According to the Associated Press, another method being employed by retailers: using cameras to take your picture. They reported that retailers are slowly incorporating more cameras into stores to study demographics like age and gender. The cameras essentially have the same function in person in a store as computers do when tracking one’s online habits. By using cameras, retailers can track who’s buying what.
Dynamic pricing is also a change agent.
Fighting food deserts and flipping them into food oases is not an easy task. The combination of low population density and poverty provides for a chilling effect when it comes to construction of large-scale supermarkets in such regions, which drives consumers toward higher cost, lower nutrition options that are more accessible.

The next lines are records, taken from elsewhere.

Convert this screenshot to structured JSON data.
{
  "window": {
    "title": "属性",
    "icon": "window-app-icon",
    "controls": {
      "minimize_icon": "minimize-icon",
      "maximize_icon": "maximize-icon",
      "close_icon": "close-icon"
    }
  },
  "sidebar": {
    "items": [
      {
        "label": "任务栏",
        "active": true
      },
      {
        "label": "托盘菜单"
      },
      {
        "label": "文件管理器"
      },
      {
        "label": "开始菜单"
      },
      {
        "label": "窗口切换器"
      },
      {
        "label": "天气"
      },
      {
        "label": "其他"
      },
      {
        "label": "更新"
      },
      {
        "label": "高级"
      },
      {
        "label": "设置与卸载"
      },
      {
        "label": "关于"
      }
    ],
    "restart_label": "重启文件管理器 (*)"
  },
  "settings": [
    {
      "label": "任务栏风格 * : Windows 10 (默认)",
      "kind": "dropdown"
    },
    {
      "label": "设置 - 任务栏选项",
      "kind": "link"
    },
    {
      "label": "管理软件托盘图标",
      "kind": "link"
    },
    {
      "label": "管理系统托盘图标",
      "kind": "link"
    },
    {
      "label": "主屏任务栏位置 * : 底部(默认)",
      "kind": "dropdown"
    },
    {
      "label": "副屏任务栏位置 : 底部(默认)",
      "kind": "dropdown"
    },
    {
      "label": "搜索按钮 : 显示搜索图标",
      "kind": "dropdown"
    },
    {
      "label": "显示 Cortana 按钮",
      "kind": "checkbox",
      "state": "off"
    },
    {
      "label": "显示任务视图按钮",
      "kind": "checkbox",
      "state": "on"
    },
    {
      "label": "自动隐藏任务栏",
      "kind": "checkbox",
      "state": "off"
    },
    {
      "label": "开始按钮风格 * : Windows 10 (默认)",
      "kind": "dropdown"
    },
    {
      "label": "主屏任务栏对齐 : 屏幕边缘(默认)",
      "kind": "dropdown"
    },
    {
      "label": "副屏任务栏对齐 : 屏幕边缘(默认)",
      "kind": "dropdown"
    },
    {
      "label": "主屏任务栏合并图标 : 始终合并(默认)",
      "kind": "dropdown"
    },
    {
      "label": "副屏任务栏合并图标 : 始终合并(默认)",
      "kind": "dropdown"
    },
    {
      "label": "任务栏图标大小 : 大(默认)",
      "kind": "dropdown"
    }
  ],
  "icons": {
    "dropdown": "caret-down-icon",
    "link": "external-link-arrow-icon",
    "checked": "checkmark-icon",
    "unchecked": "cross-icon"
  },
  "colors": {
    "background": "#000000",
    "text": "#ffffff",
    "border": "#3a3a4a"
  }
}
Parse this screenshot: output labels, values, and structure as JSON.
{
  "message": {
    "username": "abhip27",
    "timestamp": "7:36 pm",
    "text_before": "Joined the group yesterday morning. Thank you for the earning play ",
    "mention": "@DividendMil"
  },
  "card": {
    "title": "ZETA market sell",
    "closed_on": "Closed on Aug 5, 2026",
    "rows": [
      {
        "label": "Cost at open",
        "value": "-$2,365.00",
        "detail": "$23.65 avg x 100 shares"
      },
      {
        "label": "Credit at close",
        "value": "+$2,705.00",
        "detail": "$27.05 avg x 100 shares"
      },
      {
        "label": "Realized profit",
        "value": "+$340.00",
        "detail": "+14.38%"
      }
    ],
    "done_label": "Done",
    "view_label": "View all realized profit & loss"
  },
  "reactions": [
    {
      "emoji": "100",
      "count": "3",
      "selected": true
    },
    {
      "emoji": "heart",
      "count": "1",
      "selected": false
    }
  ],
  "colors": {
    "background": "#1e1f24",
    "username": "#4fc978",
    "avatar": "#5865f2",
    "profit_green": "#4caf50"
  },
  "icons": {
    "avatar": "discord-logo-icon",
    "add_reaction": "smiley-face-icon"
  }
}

It is what drove former hedge fund manager Sam Polk to start Everytable in 2016 — the simple fact that for large swathes of the American population eating a healthy diet is not an accessible goal because the options for doing it are either inaccessible or unaffordable.
Everytable handles pricing in a different way, with prices set to the neighborhood the in which a store is located, rather than the goods it sells. A store in the pricey Brentwood region might sell a dish for $7 to $8 — about par for a fast casual offering in that area. The same meal transported 25 miles to Compton means the price goes down to $5 to $6 a meal.
Polk notes the brand is often accused of “subsidizing” the costs of operating in lower income neighborhoods with the profits from the higher-cost locations, but, he says that’s not accurate. Everytable, he said, is actually concerned with right pricing its offerings because it means more customers will be able to come in and buy them. And right pricing fresh food and ingredients means they have to be at a price point where the local customer can actually buy them.
Those are just the some of the changes driving retail into the new decade.